--- MATERIAL FOR THIS EXERCISE ---
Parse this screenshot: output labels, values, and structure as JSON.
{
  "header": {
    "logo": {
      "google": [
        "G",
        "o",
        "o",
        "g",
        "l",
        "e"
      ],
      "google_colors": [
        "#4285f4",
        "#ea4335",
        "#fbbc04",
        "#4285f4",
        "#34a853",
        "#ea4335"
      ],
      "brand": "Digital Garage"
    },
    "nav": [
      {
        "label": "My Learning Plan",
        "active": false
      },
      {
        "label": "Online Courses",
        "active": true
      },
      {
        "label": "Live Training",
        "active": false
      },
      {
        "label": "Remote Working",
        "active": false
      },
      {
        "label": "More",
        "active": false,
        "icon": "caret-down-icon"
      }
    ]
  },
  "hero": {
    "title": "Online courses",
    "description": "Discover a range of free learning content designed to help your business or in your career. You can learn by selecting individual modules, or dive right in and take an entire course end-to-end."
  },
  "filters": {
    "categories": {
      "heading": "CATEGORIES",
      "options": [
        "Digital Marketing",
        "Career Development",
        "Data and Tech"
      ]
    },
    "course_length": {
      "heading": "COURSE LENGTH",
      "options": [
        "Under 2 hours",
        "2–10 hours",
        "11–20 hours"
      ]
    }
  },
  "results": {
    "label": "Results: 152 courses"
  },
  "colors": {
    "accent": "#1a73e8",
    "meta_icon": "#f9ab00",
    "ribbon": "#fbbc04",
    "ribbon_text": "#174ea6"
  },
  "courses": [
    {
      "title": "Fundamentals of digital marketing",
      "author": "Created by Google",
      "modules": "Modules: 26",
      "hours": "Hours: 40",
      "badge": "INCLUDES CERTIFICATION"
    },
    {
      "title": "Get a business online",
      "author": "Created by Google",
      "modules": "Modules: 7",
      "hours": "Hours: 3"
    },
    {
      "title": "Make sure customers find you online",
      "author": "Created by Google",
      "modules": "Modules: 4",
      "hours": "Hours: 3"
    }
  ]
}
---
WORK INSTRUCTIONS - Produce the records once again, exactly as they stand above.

ANSWER SPACE -
Parse this screenshot: output labels, values, and structure as JSON.
{
  "header": {
    "logo": {
      "google": [
        "G",
        "o",
        "o",
        "g",
        "l",
        "e"
      ],
      "google_colors": [
        "#4285f4",
        "#ea4335",
        "#fbbc04",
        "#4285f4",
        "#34a853",
        "#ea4335"
      ],
      "brand": "Digital Garage"
    },
    "nav": [
      {
        "label": "My Learning Plan",
        "active": false
      },
      {
        "label": "Online Courses",
        "active": true
      },
      {
        "label": "Live Training",
        "active": false
      },
      {
        "label": "Remote Working",
        "active": false
      },
      {
        "label": "More",
        "active": false,
        "icon": "caret-down-icon"
      }
    ]
  },
  "hero": {
    "title": "Online courses",
    "description": "Discover a range of free learning content designed to help your business or in your career. You can learn by selecting individual modules, or dive right in and take an entire course end-to-end."
  },
  "filters": {
    "categories": {
      "heading": "CATEGORIES",
      "options": [
        "Digital Marketing",
        "Career Development",
        "Data and Tech"
      ]
    },
    "course_length": {
      "heading": "COURSE LENGTH",
      "options": [
        "Under 2 hours",
        "2–10 hours",
        "11–20 hours"
      ]
    }
  },
  "results": {
    "label": "Results: 152 courses"
  },
  "colors": {
    "accent": "#1a73e8",
    "meta_icon": "#f9ab00",
    "ribbon": "#fbbc04",
    "ribbon_text": "#174ea6"
  },
  "courses": [
    {
      "title": "Fundamentals of digital marketing",
      "author": "Created by Google",
      "modules": "Modules: 26",
      "hours": "Hours: 40",
      "badge": "INCLUDES CERTIFICATION"
    },
    {
      "title": "Get a business online",
      "author": "Created by Google",
      "modules": "Modules: 7",
      "hours": "Hours: 3"
    },
    {
      "title": "Make sure customers find you online",
      "author": "Created by Google",
      "modules": "Modules: 4",
      "hours": "Hours: 3"
    }
  ]
}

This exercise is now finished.